52  // If the target is not reachable, return -1.
53  return -1;
54}
55

Time and Space Complexity

The time complexity of the code is O(N + a + b), where N is the maximum position that can be reached considering the constraints of the problem. Since the algorithm uses a breadth-first search and each position is visited at most once, the time complexity is linear in terms of the number of positions checked. The factor of a + b comes from the maximum range we might need to explore to ensure we can reach position x or determine it's impossible. In the worst case, the algorithm explores up to position x + b (since jumping b back from beyond x is the furthest we would need to go) and the positions backwards until reaching 0. Given the constraint on i (which is that 0 <= i < 6000), N effectively becomes 6000, and thus the time complexity simplifies to O(6000) which is constant, so effectively O(1).

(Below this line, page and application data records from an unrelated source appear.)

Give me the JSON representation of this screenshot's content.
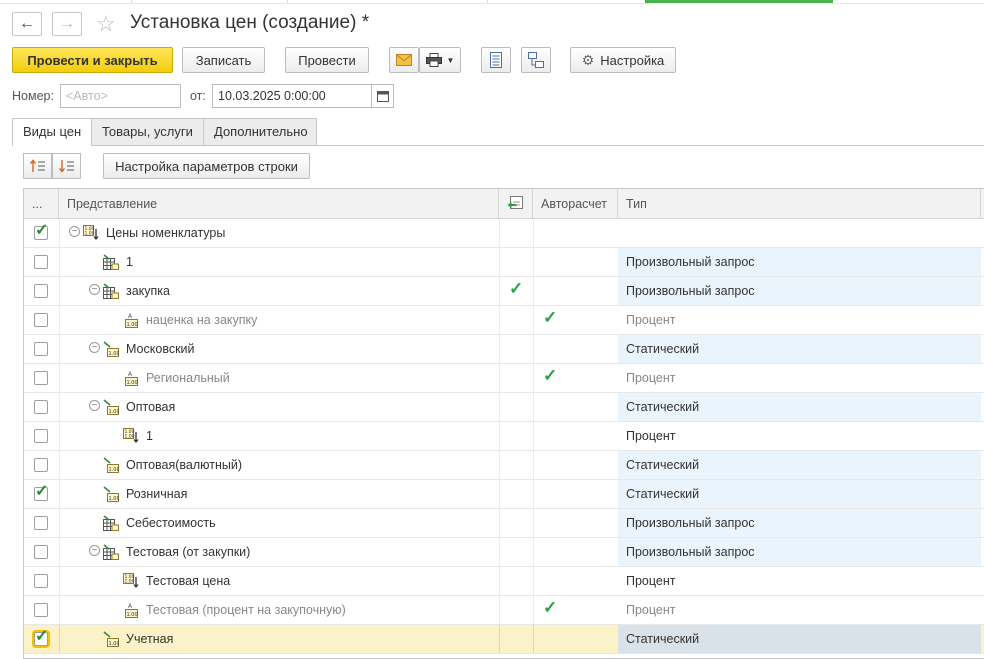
{
  "window": {
    "title": "Установка цен (создание) *"
  },
  "toolbar": {
    "post_close_label": "Провести и закрыть",
    "save_label": "Записать",
    "post_label": "Провести",
    "settings_label": "Настройка"
  },
  "form": {
    "number_label": "Номер:",
    "number_placeholder": "<Авто>",
    "date_label": "от:",
    "date_value": "10.03.2025  0:00:00"
  },
  "tabs": [
    {
      "label": "Виды цен",
      "active": true
    },
    {
      "label": "Товары, услуги",
      "active": false
    },
    {
      "label": "Дополнительно",
      "active": false
    }
  ],
  "grid_toolbar": {
    "row_settings_label": "Настройка параметров строки"
  },
  "grid": {
    "headers": {
      "dots": "...",
      "name": "Представление",
      "auto": "Авторасчет",
      "type": "Тип"
    },
    "rows": [
      {
        "checked": true,
        "name": "Цены номенклатуры",
        "type": "",
        "icon": "group-icon",
        "indent": 0,
        "tree": true,
        "link": false,
        "auto": false,
        "grey": false
      },
      {
        "checked": false,
        "name": "1",
        "type": "Произвольный запрос",
        "icon": "query-icon",
        "indent": 1,
        "tree": false,
        "link": false,
        "auto": false,
        "grey": false
      },
      {
        "checked": false,
        "name": "закупка",
        "type": "Произвольный запрос",
        "icon": "query-icon",
        "indent": 1,
        "tree": true,
        "link": true,
        "auto": false,
        "grey": false
      },
      {
        "checked": false,
        "name": "наценка на закупку",
        "type": "Процент",
        "icon": "percent-icon",
        "indent": 2,
        "tree": false,
        "link": false,
        "auto": true,
        "grey": true
      },
      {
        "checked": false,
        "name": "Московский",
        "type": "Статический",
        "icon": "static-icon",
        "indent": 1,
        "tree": true,
        "link": false,
        "auto": false,
        "grey": false
      },
      {
        "checked": false,
        "name": "Региональный",
        "type": "Процент",
        "icon": "percent-icon",
        "indent": 2,
        "tree": false,
        "link": false,
        "auto": true,
        "grey": true
      },
      {
        "checked": false,
        "name": "Оптовая",
        "type": "Статический",
        "icon": "static-icon",
        "indent": 1,
        "tree": true,
        "link": false,
        "auto": false,
        "grey": false
      },
      {
        "checked": false,
        "name": "1",
        "type": "Процент",
        "icon": "group-icon",
        "indent": 2,
        "tree": false,
        "link": false,
        "auto": false,
        "grey": false
      },
      {
        "checked": false,
        "name": "Оптовая(валютный)",
        "type": "Статический",
        "icon": "static-icon",
        "indent": 1,
        "tree": false,
        "link": false,
        "auto": false,
        "grey": false
      },
      {
        "checked": true,
        "name": "Розничная",
        "type": "Статический",
        "icon": "static-icon",
        "indent": 1,
        "tree": false,
        "link": false,
        "auto": false,
        "grey": false
      },
      {
        "checked": false,
        "name": "Себестоимость",
        "type": "Произвольный запрос",
        "icon": "query-icon",
        "indent": 1,
        "tree": false,
        "link": false,
        "auto": false,
        "grey": false
      },
      {
        "checked": false,
        "name": "Тестовая (от закупки)",
        "type": "Произвольный запрос",
        "icon": "query-icon",
        "indent": 1,
        "tree": true,
        "link": false,
        "auto": false,
        "grey": false
      },
      {
        "checked": false,
        "name": "Тестовая цена",
        "type": "Процент",
        "icon": "group-icon",
        "indent": 2,
        "tree": false,
        "link": false,
        "auto": false,
        "grey": false
      },
      {
        "checked": false,
        "name": "Тестовая (процент на закупочную)",
        "type": "Процент",
        "icon": "percent-icon",
        "indent": 2,
        "tree": false,
        "link": false,
        "auto": true,
        "grey": true
      },
      {
        "checked": true,
        "name": "Учетная",
        "type": "Статический",
        "icon": "static-icon",
        "indent": 1,
        "tree": false,
        "link": false,
        "auto": false,
        "grey": false,
        "selected": true
      }
    ]
  },
  "colors": {
    "primary_button": "#f2cd0a",
    "check_green": "#2aa049",
    "type_bg": "#eaf4fc",
    "selected_row": "#fbf2c8"
  }
}
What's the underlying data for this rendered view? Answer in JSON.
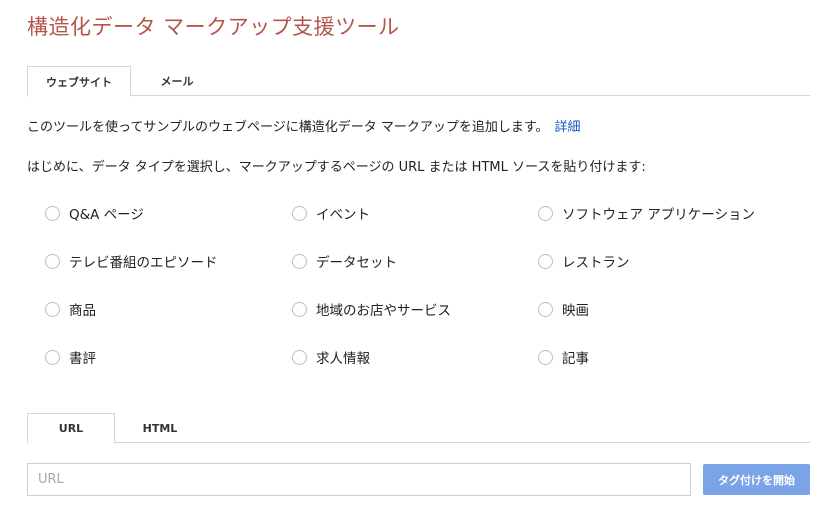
{
  "title": "構造化データ マークアップ支援ツール",
  "top_tabs": [
    {
      "label": "ウェブサイト",
      "active": true
    },
    {
      "label": "メール",
      "active": false
    }
  ],
  "intro": {
    "text": "このツールを使ってサンプルのウェブページに構造化データ マークアップを追加します。",
    "link_label": "詳細"
  },
  "instruction": "はじめに、データ タイプを選択し、マークアップするページの URL または HTML ソースを貼り付けます:",
  "data_types": [
    "Q&A ページ",
    "イベント",
    "ソフトウェア アプリケーション",
    "テレビ番組のエピソード",
    "データセット",
    "レストラン",
    "商品",
    "地域のお店やサービス",
    "映画",
    "書評",
    "求人情報",
    "記事"
  ],
  "source_tabs": [
    {
      "label": "URL",
      "active": true
    },
    {
      "label": "HTML",
      "active": false
    }
  ],
  "url_input": {
    "placeholder": "URL",
    "value": ""
  },
  "start_button": "タグ付けを開始",
  "colors": {
    "title": "#b5554a",
    "link": "#1a55c4",
    "button": "#7aa3e8"
  }
}
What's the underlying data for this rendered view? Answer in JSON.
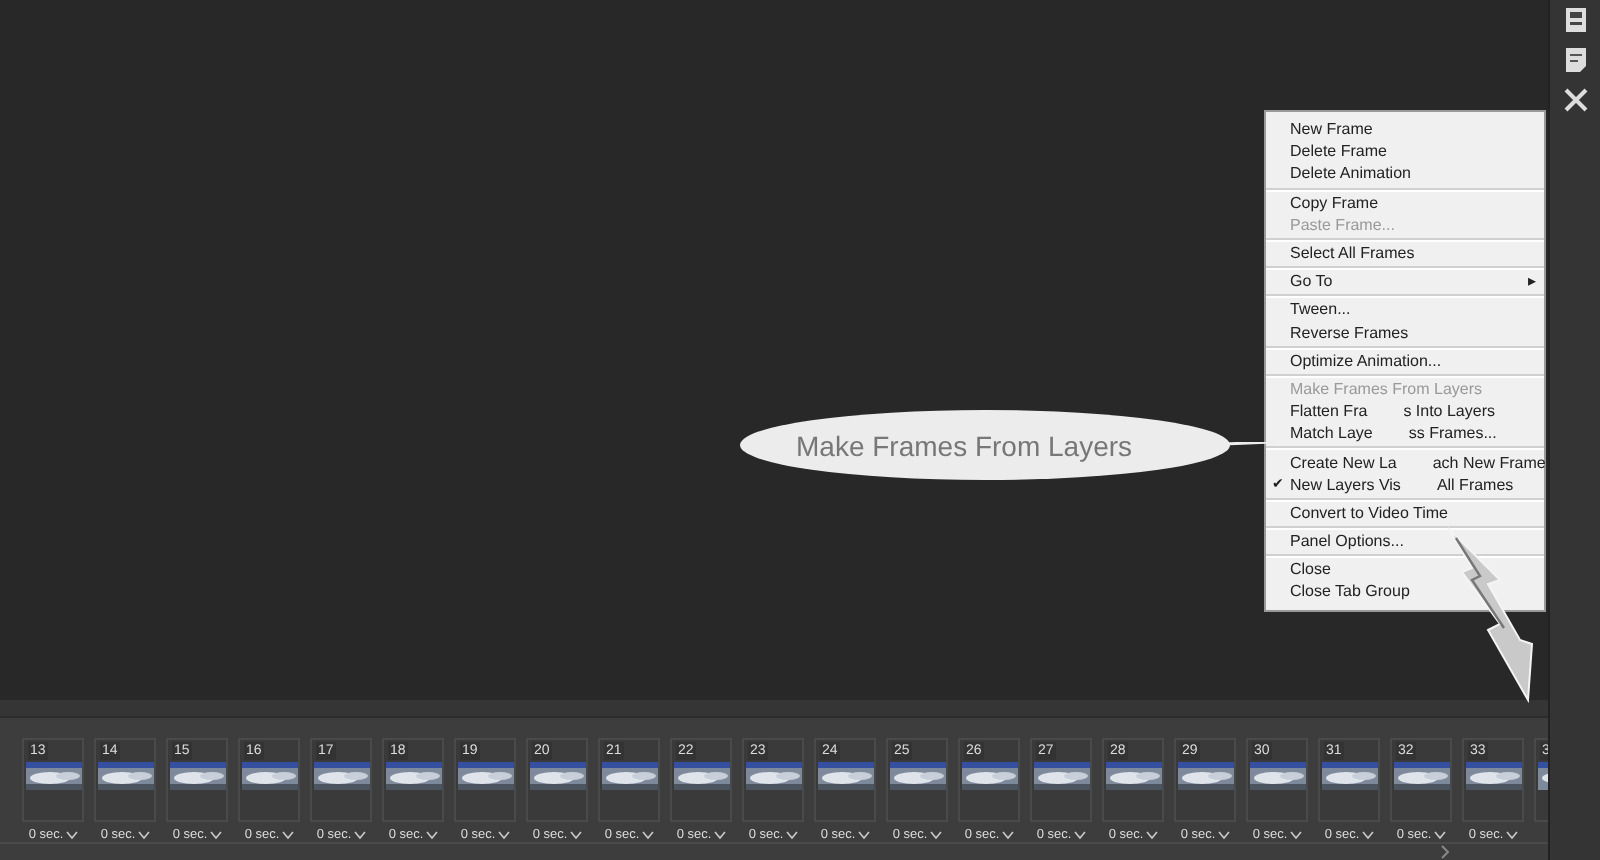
{
  "callout": {
    "text": "Make Frames From Layers"
  },
  "menu": {
    "groups": [
      [
        {
          "text": "New Frame",
          "disabled": false
        },
        {
          "text": "Delete Frame",
          "disabled": false
        },
        {
          "text": "Delete Animation",
          "disabled": false
        }
      ],
      [
        {
          "text": "Copy Frame",
          "disabled": false
        },
        {
          "text": "Paste Frame...",
          "disabled": true
        }
      ],
      [
        {
          "text": "Select All Frames",
          "disabled": false
        }
      ],
      [
        {
          "text": "Go To",
          "disabled": false,
          "submenu": "▸"
        }
      ],
      [
        {
          "text": "Tween...",
          "disabled": false
        },
        {
          "text": "Reverse Frames",
          "disabled": false
        }
      ],
      [
        {
          "text": "Optimize Animation...",
          "disabled": false
        }
      ],
      [
        {
          "text": "Make Frames From Layers",
          "disabled": true
        },
        {
          "text": "Flatten Fra",
          "rest": "s Into Layers",
          "disabled": false
        },
        {
          "text": "Match Laye",
          "rest": "ss Frames...",
          "disabled": false
        }
      ],
      [
        {
          "text": "Create New La",
          "rest": "ach New Frame",
          "disabled": false
        },
        {
          "text": "New Layers Vis",
          "rest": "All Frames",
          "disabled": false,
          "checked": true,
          "check": "✔"
        }
      ],
      [
        {
          "text": "Convert to Video Time",
          "disabled": false
        }
      ],
      [
        {
          "text": "Panel Options...",
          "disabled": false
        }
      ],
      [
        {
          "text": "Close",
          "disabled": false
        },
        {
          "text": "Close Tab Group",
          "disabled": false
        }
      ]
    ]
  },
  "frames": [
    {
      "number": "13",
      "delay": "0 sec."
    },
    {
      "number": "14",
      "delay": "0 sec."
    },
    {
      "number": "15",
      "delay": "0 sec."
    },
    {
      "number": "16",
      "delay": "0 sec."
    },
    {
      "number": "17",
      "delay": "0 sec."
    },
    {
      "number": "18",
      "delay": "0 sec."
    },
    {
      "number": "19",
      "delay": "0 sec."
    },
    {
      "number": "20",
      "delay": "0 sec."
    },
    {
      "number": "21",
      "delay": "0 sec."
    },
    {
      "number": "22",
      "delay": "0 sec."
    },
    {
      "number": "23",
      "delay": "0 sec."
    },
    {
      "number": "24",
      "delay": "0 sec."
    },
    {
      "number": "25",
      "delay": "0 sec."
    },
    {
      "number": "26",
      "delay": "0 sec."
    },
    {
      "number": "27",
      "delay": "0 sec."
    },
    {
      "number": "28",
      "delay": "0 sec."
    },
    {
      "number": "29",
      "delay": "0 sec."
    },
    {
      "number": "30",
      "delay": "0 sec."
    },
    {
      "number": "31",
      "delay": "0 sec."
    },
    {
      "number": "32",
      "delay": "0 sec."
    },
    {
      "number": "33",
      "delay": "0 sec."
    },
    {
      "number": "3"
    }
  ]
}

The space complexity of the code is O(N), where N again represents the maximum range of positions considered, which is determined to be 6000 based on the limitations placed within the code (0 <= j < 6000). The space complexity arises from the storage of the vis set containing tuples (position, direction) which tracks the visited positions and the direction from which they were reached. The queue q will also store at most O(N) elements as it holds the positions to be explored. Therefore, space complexity also reduces to O(1) since 6000 is the upper bound regardless of the input size.

Learn more about how to find time and space complexity quickly using problem constraints.


Fast Track Your Learning with Our Quick Skills Quiz:

Depth first search can be used to find whether two components in a graph are connected.


Recommended Readings


Got a question? Ask the Monster Assistant anything you don't understand.

Still not clear? Ask in the Forum,  Discord or Submit the part you don't understand to our editors.

Tired of the LeetCode Grind?

Our structured approach teaches you the patterns behind problems, so you can confidently solve any challenge. Get started now to land your dream tech job.

Get Started

🪄